Quantitative phase-field modeling of dendritic electrodeposition

I recently had a Rapid Communication accepted at Physical Review E. This paper represents several years of effort while I was at Samsung to develop a model of the growth of metal dendrites during electrodeposition. In addition to looking pretty, understanding how these dendrites grow is important for making rechargeable batteries with significantly higher energy density than current technologies. The dendrites eventually cause a short-circuit during cycling when a metal electrode is used. In this paper I constructed a phase-field model that accurately captures many of the observed features of electrodeposits. This will be a valuable tool for mitigating dendrite growth, particularly for pulsed charging. The model provides an estimate of the time at which the interface becomes unstable, and could be used to optimize the pulse time while still maintaining a flat interface.
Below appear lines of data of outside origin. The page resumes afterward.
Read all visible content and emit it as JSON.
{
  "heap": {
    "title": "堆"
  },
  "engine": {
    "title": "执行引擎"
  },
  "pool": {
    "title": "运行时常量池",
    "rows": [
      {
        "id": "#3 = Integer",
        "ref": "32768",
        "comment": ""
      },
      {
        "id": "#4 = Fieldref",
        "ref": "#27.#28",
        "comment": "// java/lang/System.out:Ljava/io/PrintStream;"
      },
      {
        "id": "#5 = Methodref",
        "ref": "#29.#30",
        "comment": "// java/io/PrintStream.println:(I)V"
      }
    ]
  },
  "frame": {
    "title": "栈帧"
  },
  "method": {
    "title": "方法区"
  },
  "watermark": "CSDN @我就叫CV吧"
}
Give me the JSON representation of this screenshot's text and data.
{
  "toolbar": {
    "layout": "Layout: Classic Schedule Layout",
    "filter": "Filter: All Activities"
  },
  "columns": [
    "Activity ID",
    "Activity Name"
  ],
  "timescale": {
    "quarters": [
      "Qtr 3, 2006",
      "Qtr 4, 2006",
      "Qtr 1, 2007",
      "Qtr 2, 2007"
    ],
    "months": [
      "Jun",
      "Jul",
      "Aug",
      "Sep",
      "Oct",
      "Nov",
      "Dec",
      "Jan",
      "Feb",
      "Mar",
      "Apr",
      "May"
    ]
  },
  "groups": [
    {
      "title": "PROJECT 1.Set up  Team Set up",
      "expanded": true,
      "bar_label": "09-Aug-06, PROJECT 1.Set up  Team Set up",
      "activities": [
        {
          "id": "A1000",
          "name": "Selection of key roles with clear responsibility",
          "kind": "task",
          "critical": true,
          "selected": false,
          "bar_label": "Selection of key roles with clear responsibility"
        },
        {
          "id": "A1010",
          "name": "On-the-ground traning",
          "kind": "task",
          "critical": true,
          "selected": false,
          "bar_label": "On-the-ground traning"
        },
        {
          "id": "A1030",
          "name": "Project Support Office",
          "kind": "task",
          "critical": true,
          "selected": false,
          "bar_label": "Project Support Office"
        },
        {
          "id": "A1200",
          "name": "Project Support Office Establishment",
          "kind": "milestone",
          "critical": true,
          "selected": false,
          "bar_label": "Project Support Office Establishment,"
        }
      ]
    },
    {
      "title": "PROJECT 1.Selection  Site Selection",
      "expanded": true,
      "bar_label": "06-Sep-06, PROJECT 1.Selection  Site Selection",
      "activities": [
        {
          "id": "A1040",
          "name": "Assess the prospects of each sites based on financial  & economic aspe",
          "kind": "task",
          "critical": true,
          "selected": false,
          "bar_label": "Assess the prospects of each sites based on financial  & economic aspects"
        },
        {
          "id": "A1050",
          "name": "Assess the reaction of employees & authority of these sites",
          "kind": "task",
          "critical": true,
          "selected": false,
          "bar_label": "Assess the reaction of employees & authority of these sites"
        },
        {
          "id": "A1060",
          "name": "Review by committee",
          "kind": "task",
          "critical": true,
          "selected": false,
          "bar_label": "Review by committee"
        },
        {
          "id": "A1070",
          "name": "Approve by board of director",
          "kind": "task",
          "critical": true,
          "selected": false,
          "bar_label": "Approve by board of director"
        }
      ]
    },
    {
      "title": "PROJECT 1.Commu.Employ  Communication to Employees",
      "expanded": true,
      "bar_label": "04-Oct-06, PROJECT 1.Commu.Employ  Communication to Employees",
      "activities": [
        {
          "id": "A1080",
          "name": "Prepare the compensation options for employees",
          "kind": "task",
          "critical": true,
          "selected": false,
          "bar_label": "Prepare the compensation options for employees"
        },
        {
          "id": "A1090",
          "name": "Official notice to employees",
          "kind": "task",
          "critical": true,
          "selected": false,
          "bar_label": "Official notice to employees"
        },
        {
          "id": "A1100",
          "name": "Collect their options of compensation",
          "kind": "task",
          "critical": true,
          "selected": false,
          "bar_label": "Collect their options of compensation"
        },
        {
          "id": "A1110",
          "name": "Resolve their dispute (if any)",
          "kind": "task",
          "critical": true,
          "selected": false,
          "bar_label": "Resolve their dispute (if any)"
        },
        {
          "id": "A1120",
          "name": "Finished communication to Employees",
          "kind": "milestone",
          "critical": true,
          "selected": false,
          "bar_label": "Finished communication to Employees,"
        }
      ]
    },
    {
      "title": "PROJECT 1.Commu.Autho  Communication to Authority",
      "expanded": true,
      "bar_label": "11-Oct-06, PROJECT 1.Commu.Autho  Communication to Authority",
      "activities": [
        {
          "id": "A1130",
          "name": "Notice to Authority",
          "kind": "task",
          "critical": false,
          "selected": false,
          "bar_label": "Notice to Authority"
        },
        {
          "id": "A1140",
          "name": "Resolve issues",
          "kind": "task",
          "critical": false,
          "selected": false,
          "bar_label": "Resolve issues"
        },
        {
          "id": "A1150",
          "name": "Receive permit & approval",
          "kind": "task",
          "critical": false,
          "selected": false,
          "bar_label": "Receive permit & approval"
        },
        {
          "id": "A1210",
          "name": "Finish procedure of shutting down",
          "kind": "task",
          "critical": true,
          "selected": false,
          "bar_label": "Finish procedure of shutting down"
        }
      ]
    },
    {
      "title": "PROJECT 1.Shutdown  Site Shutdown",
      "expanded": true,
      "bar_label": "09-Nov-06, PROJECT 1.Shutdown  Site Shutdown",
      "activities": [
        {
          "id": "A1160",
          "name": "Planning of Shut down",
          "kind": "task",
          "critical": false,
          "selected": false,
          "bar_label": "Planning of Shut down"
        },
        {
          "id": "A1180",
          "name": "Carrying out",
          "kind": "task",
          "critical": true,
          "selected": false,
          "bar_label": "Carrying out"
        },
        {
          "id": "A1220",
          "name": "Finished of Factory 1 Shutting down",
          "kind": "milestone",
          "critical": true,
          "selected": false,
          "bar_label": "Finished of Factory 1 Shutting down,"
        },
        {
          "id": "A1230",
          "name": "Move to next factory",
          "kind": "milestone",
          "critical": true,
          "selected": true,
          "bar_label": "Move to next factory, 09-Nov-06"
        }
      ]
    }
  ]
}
The video on the right shows one of the simulations that is presented in the paper. The blue lines are electric field lines, which indicate the direction of migration of ions in the electrolyte (white). The video shows that, after a short period of stable growth, the interface becomes unstable. The electric field concentrates at protruding tips, causing them to grow faster and shield the nearby electrode. When the field at a tip gets too high, the tip splits and the process repeats. Quantitative phase-field modeling of dendritic electrodeposition